** Records provided follows **

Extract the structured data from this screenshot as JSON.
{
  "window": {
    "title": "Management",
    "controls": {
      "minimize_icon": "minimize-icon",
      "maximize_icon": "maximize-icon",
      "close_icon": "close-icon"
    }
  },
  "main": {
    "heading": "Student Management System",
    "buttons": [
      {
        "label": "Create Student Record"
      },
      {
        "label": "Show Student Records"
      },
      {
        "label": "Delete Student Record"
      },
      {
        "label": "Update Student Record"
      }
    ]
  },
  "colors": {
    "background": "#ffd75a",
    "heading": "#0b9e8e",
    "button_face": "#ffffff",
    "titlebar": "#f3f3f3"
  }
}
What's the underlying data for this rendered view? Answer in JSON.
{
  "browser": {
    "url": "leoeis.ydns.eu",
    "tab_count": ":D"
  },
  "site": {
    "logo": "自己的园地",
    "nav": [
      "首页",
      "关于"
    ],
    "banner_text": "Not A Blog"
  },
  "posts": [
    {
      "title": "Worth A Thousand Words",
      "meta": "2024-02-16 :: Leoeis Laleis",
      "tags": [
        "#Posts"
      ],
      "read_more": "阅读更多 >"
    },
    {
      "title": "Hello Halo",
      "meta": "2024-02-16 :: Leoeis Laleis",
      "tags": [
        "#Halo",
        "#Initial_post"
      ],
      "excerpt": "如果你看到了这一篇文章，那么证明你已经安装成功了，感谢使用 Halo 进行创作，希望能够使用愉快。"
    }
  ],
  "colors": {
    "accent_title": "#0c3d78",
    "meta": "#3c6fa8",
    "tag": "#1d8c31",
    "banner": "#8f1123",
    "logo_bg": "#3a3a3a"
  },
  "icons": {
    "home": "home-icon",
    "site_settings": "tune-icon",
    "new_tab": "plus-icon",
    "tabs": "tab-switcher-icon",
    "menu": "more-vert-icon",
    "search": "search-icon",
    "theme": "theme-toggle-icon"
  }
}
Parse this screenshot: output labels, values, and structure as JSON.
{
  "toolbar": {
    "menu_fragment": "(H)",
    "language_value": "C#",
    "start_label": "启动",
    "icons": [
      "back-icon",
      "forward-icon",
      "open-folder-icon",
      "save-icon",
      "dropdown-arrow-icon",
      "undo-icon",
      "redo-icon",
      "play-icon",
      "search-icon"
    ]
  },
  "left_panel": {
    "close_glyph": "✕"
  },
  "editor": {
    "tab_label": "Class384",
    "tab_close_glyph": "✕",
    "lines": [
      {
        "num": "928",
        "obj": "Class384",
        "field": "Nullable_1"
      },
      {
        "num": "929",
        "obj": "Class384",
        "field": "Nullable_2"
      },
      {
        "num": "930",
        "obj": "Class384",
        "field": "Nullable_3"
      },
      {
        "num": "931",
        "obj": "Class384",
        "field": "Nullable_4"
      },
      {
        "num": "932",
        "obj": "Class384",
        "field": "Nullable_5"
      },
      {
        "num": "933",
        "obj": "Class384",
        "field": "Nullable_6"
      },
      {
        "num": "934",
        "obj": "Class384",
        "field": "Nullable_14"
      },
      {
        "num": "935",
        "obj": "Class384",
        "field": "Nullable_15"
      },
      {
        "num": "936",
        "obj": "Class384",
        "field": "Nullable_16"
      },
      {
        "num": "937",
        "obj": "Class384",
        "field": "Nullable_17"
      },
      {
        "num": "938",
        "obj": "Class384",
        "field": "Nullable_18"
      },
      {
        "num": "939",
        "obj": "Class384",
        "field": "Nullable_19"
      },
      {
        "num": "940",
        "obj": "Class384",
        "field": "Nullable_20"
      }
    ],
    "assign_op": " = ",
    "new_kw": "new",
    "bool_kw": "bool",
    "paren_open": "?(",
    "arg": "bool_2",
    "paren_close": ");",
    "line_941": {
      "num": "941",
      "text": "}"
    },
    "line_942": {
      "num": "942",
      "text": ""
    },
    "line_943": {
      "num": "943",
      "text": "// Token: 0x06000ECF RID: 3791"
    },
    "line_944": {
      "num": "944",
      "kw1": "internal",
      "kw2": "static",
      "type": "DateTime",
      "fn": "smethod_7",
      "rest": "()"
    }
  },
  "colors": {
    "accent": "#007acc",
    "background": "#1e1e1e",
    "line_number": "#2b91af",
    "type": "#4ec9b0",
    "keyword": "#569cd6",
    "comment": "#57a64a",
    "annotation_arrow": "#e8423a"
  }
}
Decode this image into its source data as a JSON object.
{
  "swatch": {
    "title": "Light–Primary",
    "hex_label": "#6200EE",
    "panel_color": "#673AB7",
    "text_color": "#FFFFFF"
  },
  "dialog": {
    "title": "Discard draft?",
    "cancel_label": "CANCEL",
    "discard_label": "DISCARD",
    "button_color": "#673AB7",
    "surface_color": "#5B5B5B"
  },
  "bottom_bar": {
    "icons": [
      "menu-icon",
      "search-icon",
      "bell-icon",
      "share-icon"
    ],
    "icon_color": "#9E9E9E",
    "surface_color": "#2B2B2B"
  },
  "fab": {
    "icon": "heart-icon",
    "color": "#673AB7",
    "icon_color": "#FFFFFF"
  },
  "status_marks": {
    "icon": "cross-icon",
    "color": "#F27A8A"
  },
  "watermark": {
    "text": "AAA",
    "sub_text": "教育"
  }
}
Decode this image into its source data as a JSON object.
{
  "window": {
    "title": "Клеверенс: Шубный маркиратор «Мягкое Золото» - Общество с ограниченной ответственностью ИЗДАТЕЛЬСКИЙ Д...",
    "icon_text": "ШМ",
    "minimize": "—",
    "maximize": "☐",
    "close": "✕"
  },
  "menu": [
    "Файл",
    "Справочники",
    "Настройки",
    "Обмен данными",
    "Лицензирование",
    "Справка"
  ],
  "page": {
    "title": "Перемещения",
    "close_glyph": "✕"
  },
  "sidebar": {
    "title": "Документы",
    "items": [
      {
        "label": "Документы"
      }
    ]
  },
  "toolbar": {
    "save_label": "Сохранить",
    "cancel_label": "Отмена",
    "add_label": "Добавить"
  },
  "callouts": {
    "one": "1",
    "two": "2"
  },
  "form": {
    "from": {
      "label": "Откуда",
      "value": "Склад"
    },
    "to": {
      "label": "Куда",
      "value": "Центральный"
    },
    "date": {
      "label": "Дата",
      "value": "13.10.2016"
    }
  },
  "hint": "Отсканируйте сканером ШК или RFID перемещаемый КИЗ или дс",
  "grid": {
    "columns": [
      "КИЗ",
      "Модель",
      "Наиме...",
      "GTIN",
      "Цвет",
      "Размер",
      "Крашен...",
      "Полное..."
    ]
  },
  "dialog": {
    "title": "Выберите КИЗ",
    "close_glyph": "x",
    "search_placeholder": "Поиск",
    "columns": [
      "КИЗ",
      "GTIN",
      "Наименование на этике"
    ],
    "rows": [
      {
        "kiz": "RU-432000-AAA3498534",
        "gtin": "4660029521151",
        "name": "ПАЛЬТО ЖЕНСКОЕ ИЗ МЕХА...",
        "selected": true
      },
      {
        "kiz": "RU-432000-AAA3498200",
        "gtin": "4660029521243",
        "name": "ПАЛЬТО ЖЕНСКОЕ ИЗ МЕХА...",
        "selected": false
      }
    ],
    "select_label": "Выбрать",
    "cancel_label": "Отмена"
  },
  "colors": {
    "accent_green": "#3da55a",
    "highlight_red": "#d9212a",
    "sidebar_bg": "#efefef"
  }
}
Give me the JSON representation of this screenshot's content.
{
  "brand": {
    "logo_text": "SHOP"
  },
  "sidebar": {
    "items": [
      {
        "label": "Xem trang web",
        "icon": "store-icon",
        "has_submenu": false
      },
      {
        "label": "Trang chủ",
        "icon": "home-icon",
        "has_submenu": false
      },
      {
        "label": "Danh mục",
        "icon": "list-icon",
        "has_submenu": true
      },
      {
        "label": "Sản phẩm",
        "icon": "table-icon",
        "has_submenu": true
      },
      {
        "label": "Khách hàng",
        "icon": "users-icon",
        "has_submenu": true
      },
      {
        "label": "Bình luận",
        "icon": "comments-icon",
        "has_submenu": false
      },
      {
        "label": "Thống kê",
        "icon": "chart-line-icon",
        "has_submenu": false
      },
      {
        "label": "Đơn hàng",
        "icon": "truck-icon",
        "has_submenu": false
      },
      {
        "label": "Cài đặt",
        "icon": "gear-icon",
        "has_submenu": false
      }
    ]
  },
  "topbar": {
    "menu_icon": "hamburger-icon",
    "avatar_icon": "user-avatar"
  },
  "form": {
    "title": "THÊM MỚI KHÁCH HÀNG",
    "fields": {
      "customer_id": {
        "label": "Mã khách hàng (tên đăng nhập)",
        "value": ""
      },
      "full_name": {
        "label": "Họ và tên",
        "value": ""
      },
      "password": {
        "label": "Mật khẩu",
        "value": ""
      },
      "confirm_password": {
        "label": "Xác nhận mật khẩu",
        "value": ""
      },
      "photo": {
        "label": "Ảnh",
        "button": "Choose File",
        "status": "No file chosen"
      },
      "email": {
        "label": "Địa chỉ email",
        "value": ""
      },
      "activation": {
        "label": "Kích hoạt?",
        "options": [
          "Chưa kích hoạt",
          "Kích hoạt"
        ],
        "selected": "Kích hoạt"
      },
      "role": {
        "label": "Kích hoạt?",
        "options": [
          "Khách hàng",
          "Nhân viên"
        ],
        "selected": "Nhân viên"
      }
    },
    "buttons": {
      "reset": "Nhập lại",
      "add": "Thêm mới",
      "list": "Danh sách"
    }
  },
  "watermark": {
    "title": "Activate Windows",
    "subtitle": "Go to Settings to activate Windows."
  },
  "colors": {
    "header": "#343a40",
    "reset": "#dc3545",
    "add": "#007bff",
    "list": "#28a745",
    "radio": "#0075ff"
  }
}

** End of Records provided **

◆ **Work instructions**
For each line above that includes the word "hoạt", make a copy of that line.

◆ **Output of the exercise**
        "label": "Kích hoạt?",
          "Chưa kích hoạt",
          "Kích hoạt"
        "selected": "Kích hoạt"
        "label": "Kích hoạt?",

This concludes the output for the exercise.